"It's a major milestone in China's shipbuilding industry. Now we are able to produce LNG tankers on a large scale," said Xiao Hongxing, chief engineer of Hudong-Zhonghua Shipbuilding (Group) Co, the LNG carrier's builder.
Dapeng Sun, China's first self-built liquefied natural gas carrier, is delivered to its owner in Shanghai yesterday. The vessel, which cost US$160 million to build, has a capacity of 147,000 cubic meters, or about 70,000 tons, of LNG. Built by Shanghai-based Hudong-Zhonghua Shipbuilding (Group) Co, the ship will sail on the Australia-Guangdong route to load the clean fuel to south China.
Building an LNG vessel requires the highest level of shipbuilding technology since the ships must be equipped with tanks that can withstand extremely low temperatures.

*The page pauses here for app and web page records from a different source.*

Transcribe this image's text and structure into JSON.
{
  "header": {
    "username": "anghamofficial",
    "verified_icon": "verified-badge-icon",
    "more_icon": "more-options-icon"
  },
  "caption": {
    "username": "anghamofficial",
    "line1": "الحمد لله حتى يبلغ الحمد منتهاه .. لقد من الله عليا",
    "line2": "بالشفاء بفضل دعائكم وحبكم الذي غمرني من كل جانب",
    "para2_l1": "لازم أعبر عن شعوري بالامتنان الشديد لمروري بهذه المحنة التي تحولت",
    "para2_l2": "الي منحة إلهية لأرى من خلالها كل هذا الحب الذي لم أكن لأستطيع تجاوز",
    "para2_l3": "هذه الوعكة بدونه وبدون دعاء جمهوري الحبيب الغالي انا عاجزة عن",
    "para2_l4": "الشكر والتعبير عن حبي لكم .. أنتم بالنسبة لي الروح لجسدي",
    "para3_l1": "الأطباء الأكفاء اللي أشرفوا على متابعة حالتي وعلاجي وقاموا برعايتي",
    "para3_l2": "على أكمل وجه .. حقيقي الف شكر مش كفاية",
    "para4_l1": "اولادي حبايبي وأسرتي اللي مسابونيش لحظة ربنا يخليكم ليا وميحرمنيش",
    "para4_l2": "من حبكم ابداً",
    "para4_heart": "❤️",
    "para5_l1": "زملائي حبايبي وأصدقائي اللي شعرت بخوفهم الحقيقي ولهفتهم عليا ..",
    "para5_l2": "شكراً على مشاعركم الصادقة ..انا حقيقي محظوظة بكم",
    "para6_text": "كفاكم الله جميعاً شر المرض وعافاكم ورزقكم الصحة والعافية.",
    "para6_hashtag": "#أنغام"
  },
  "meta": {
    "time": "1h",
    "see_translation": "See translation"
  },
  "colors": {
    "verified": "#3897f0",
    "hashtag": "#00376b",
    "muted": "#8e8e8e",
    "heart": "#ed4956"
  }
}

Until now, only a few shipyards in Japan, the Republic of Korea and some European nations have been capable of building the special-purpose tankers.
The vessel, which cost US$160 million to build, has a capacity of 147,000 cubic meters, or about 70,000 tons, of LNG - equivalent to one-month use for Shanghai residents. Construction of the first LNG carrier started late in 2004.
Named Dapeng Sun, it will carry LNG from Australia to Guangdong Province's Dapeng, China's first LNG receiving terminal, partly replacing the service now offered by foreign-flagged vessels.
Xiao said there was some delay in delivery after builders found problems in pipe parts supplied by one domestic company. He also said construction costs had risen a lot over the past few years.
The Shanghai-based Hudong-Zhonghua is building another four LNG vessels with the same capacity. Two will be delivered for the Dapeng project this year and next year. The other two are being made for the LNG terminal in Fujian Province.
For sea transportation, natural gas is super-chilled to a liquid state at minus 163 degrees Celsius, giving it only one-six-hundredth of its original volume.
The Dapeng Sun can complete a return trip between Australia and Guangdong twice a month and will carry more than 1.4 million tons of LNG annually, according to its owners - a consortium of investors including China Ocean Shipping (Group) Co and BHP Billiton Petroleum (North West Shelf) Pty Ltd.
The Dapeng terminal, which started to receive LNG from Australia in June 2006 under a long-term contract, had imported four million tons by the end of 2007. It imported three million tons in 2007, equivalent to a third of the nationwide natural gas consumption.
China's LNG imports are expected to reach 19 million tons in 2010. The government has approved several LNG terminals in Guangdong, Fujian, Shanghai and Zhejiang and is planning others. Upon arrival, the LNG is converted back to gas to supply households, power stations and factories.
(Shanghai Daily April 4, 2008)